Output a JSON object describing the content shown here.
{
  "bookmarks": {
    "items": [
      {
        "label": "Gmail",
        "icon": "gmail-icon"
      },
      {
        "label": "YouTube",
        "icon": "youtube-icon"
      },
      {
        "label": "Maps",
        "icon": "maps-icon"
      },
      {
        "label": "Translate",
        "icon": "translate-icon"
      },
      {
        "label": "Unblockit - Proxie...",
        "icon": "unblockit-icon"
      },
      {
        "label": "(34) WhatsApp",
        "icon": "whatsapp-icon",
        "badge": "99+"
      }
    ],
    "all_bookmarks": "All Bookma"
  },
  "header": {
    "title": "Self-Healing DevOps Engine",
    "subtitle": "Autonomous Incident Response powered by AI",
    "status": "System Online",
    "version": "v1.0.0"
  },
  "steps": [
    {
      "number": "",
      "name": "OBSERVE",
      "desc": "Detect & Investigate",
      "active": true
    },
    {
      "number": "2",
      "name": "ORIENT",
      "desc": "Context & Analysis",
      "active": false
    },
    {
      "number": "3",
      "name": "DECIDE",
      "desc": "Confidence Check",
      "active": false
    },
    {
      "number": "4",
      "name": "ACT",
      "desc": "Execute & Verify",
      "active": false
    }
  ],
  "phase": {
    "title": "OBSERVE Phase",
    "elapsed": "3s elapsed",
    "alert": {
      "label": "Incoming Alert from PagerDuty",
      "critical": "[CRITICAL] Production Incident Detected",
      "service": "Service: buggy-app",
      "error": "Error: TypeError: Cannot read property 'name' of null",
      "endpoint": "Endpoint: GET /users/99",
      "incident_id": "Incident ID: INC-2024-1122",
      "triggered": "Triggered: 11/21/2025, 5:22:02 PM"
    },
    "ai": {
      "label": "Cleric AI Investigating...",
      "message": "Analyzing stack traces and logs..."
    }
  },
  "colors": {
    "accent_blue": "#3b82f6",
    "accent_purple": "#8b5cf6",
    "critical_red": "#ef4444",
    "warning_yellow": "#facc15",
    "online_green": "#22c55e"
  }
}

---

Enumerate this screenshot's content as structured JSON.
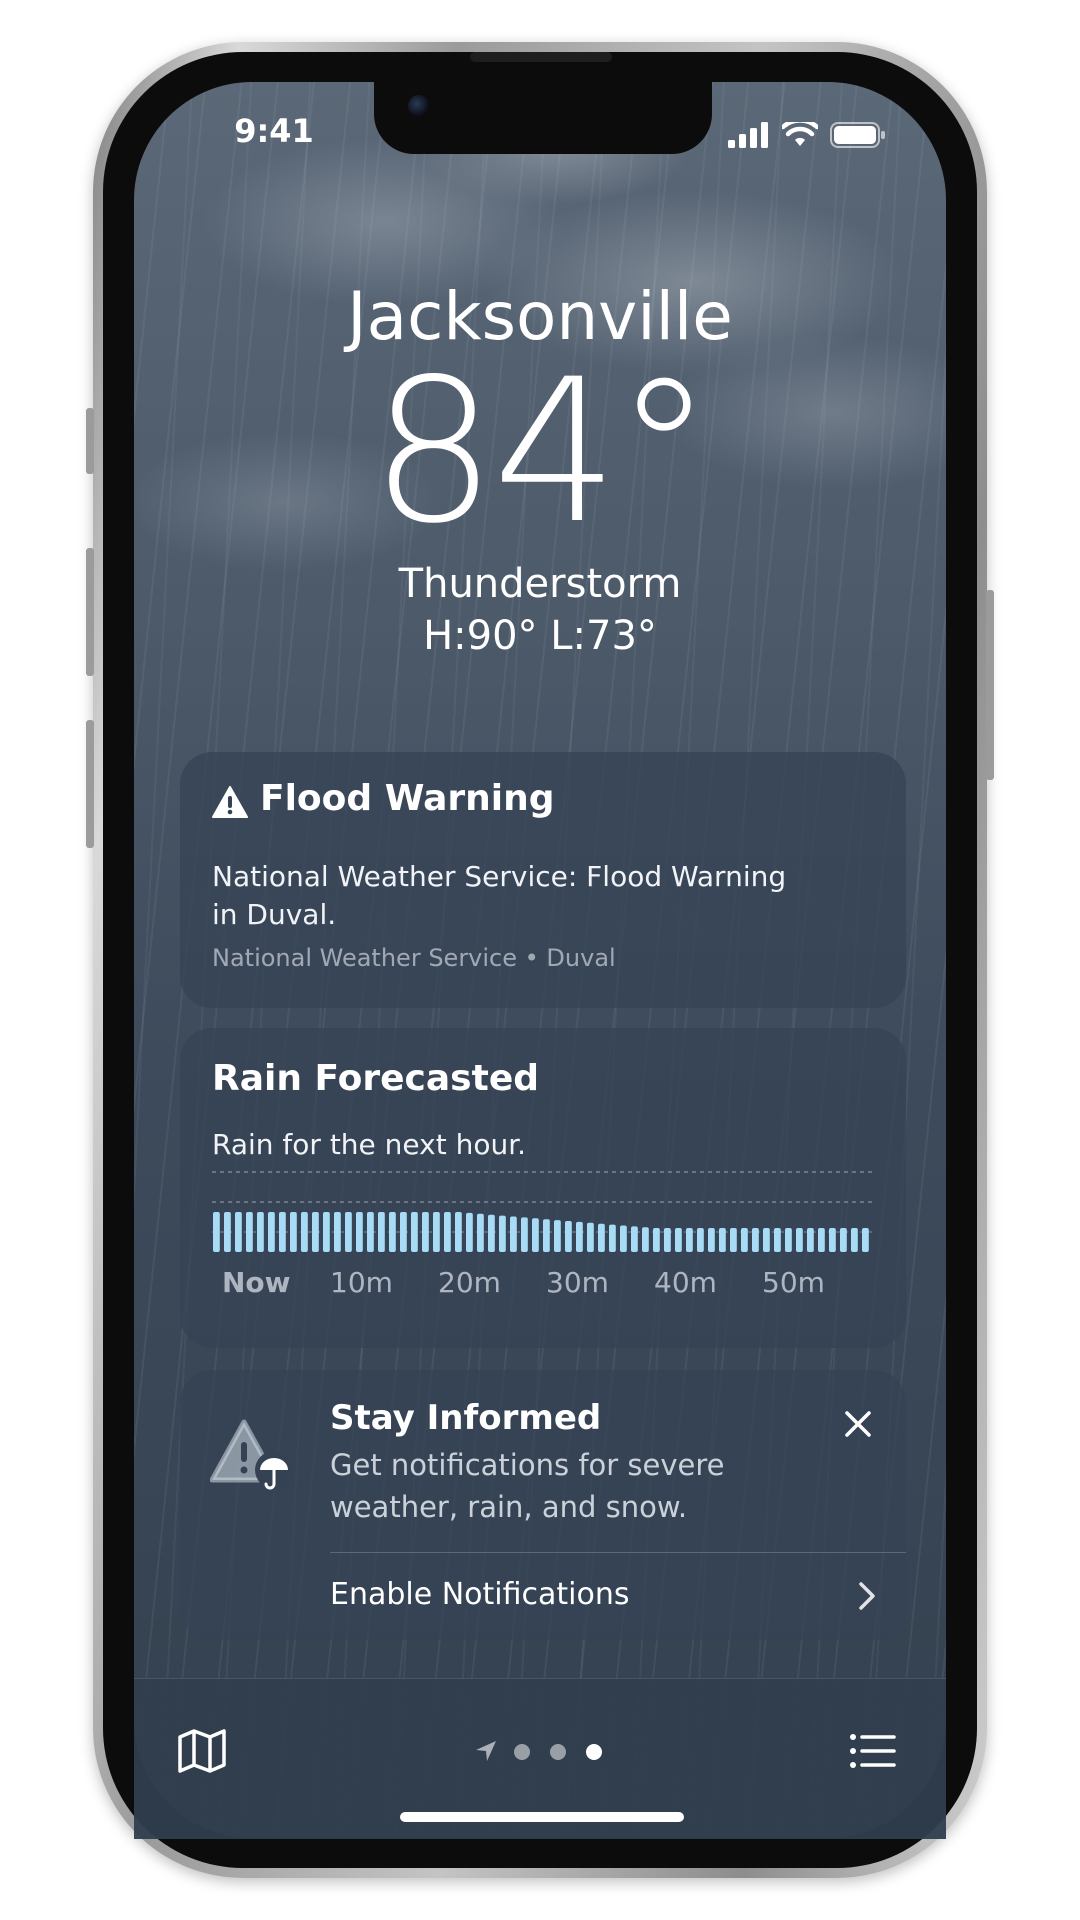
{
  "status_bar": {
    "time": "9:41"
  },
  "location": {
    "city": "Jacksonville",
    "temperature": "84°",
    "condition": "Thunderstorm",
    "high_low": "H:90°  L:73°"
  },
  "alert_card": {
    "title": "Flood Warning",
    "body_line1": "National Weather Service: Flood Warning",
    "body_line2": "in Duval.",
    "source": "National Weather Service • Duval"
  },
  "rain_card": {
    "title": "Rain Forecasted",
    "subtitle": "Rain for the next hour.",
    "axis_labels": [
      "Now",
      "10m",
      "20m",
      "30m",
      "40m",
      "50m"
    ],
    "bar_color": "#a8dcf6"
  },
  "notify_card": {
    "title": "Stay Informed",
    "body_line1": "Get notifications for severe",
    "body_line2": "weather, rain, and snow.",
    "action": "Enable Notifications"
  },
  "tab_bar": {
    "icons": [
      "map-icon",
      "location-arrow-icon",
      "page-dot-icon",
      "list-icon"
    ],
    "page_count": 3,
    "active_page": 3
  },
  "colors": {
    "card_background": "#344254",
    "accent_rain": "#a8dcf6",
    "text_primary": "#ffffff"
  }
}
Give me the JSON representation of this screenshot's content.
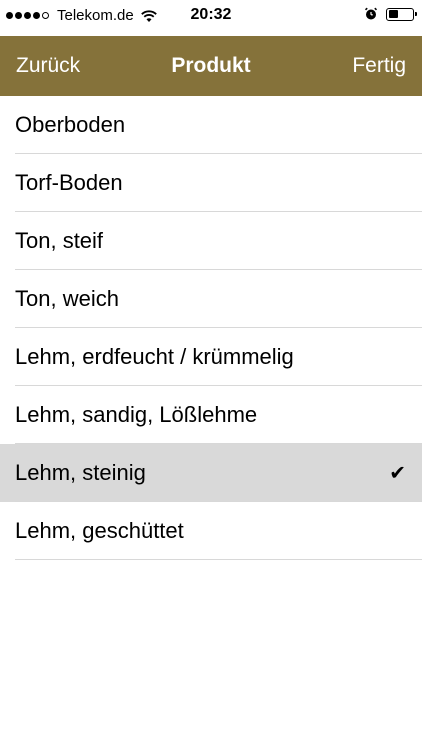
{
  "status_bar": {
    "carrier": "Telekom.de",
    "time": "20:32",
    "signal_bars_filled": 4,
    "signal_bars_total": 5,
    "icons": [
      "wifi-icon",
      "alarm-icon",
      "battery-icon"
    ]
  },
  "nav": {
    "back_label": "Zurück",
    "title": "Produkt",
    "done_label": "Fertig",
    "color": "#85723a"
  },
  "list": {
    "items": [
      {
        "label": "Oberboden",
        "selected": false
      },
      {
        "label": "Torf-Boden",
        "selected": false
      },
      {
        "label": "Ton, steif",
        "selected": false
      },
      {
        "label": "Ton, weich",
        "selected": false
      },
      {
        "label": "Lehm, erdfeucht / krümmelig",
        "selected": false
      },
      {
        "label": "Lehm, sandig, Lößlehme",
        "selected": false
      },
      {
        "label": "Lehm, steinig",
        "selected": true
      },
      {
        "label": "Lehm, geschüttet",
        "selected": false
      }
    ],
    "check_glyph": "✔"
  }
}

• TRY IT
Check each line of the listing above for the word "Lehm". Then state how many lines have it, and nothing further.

• EXPECTED OUTPUT
4